### Directions for this task
Nothing is to be left out: repeat every entry exactly as given.

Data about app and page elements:

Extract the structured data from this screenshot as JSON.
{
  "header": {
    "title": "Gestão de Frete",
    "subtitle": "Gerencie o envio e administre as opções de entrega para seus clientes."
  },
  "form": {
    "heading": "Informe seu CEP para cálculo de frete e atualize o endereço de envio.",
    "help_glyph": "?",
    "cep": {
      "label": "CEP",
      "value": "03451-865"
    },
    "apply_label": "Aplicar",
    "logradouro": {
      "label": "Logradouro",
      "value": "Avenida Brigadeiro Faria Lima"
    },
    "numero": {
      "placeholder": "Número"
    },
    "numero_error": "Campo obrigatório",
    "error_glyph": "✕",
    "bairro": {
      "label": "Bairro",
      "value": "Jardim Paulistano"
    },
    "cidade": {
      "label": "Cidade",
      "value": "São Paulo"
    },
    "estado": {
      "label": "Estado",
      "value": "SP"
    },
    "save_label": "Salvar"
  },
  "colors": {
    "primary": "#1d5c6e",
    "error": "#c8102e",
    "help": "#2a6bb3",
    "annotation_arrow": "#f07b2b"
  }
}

### Task response
Extract the structured data from this screenshot as JSON.
{
  "header": {
    "title": "Gestão de Frete",
    "subtitle": "Gerencie o envio e administre as opções de entrega para seus clientes."
  },
  "form": {
    "heading": "Informe seu CEP para cálculo de frete e atualize o endereço de envio.",
    "help_glyph": "?",
    "cep": {
      "label": "CEP",
      "value": "03451-865"
    },
    "apply_label": "Aplicar",
    "logradouro": {
      "label": "Logradouro",
      "value": "Avenida Brigadeiro Faria Lima"
    },
    "numero": {
      "placeholder": "Número"
    },
    "numero_error": "Campo obrigatório",
    "error_glyph": "✕",
    "bairro": {
      "label": "Bairro",
      "value": "Jardim Paulistano"
    },
    "cidade": {
      "label": "Cidade",
      "value": "São Paulo"
    },
    "estado": {
      "label": "Estado",
      "value": "SP"
    },
    "save_label": "Salvar"
  },
  "colors": {
    "primary": "#1d5c6e",
    "error": "#c8102e",
    "help": "#2a6bb3",
    "annotation_arrow": "#f07b2b"
  }
}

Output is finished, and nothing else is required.